Almost every Thursday evening for the last two years, I've volunteered to run a writing workshop for women in recovery in the Bedford-Stuyvesant section of Brooklyn. While the group is diverse, composed of entrepreneurs, teachers, cooks, performers, counselors and students, all are in need of a safe space to get healthy. I do not always know the specifics of each woman's journey to the writing table and they don't always know mine, but what we do share is a commitment to write on Thursday nights. I bring to the workshop words, images or objects as starting places for our writing, but we are not bound by these prompts. We also write what we are moved to write and share with one another. The writers all agree to treat each piece of writing as delicately as a newborn baby. Judgement has no place at our table.
The workshop comes to life through the NY Writers Coalition, a broad network of writers throughout the city who run writing workshops for those whose voices have been historically stifled by poverty and injustice. Its architects, including its inimitable founder Aaron Zimmerman, built the organization around the idea that everyone is a writer, regardless of formal education and experience.

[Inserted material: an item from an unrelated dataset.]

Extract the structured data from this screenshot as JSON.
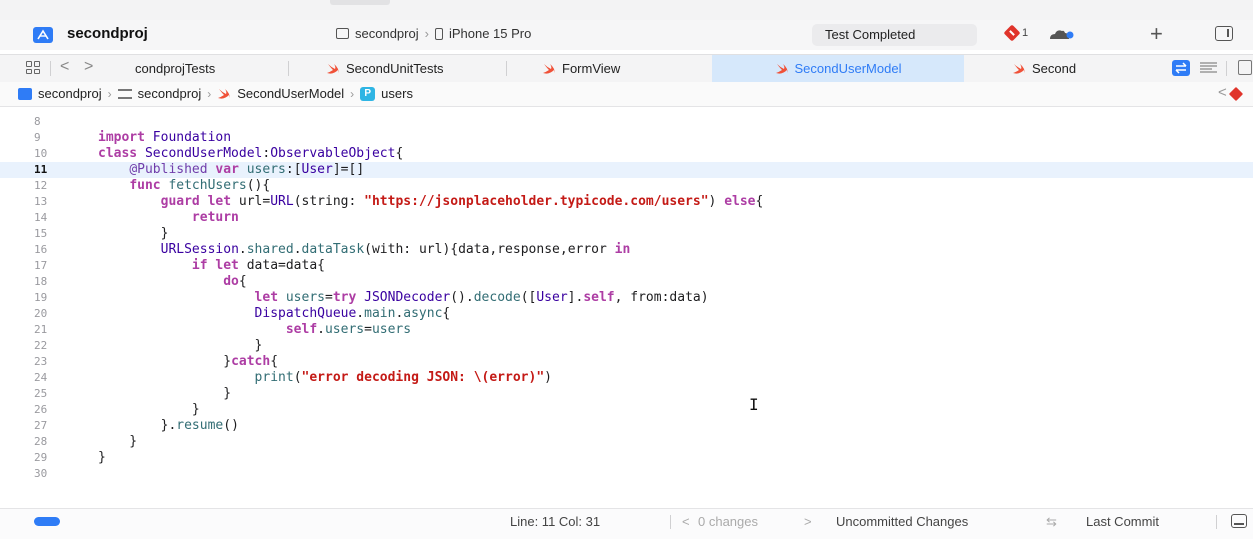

Workshops are held in senior living communities, under-resourced schools, LGBT and youth shelters, recovery programs and prisons, and are powered by the belief that we generate social change when we unlock the power and strength of voices shut away.
Faith takes many forms. I find it at our Thursday writing table and my fellow writers teach me how to keep it alive.
One participant, Laidy, wrote about self-love like it was her native language. Her poems guided listeners through the peaks and valleys of recovery, and she created vivid characters -- a young child curls into Shel Silverstein while her peers recite Sunday prayers dutifully, an explorer's wit and curiosity keep her on the streets until dawn, an addict searches to extend the high but falls, senses dulled, back to himself, a mystic paints unseeable dimensions. During the year we wrote together, Laidy published a book of poems through the Coalition and constructed a vision of a new life. She left New York on a Greyhound headed South, joined a church group, started her own writing workshop and began selling her book. Others who remember her as Madonna hold her space at the table.
Charmaine shared the stories inside of her in a softer tone. The first time she read her work to the group, her voice quivered like harp strings, deep but gentle. The book she's writing tells of mothers lost, physical and emotional abuse, cycles of dependency, an iron clad sisterly bond, and hope for the future that only faith can explain. She shows her characters' scars with honest, brave language and invites the rest of us to dig deeper for stories inside ourselves. Charmaine soon went back to school, secured her food handler's license and spring came. She finished a full draft of her book before she left the program and continues to write.
Maya Angelou once said, "I have found that among its other benefits, giving liberates the soul of the giver." I was drawn to the Coalition because I realize that as long as I remain within the four walls of what is familiar to me, I am less able to understand where the world most needs to be mended. What I have found here is light. And with light, there's liberation.
This post is part of a series produced by The Huffington Post and NYC Service, the latter of which is a division of the Office of the Mayor of New York City, Bill de Blasio. NYC Service promotes volunteerism, engages New Yorkers in service, and mobilizes the power of volunteers and service year members to impact New York City's greatest needs. To learn more about NYC Service and volunteer opportunities in New York City, click here.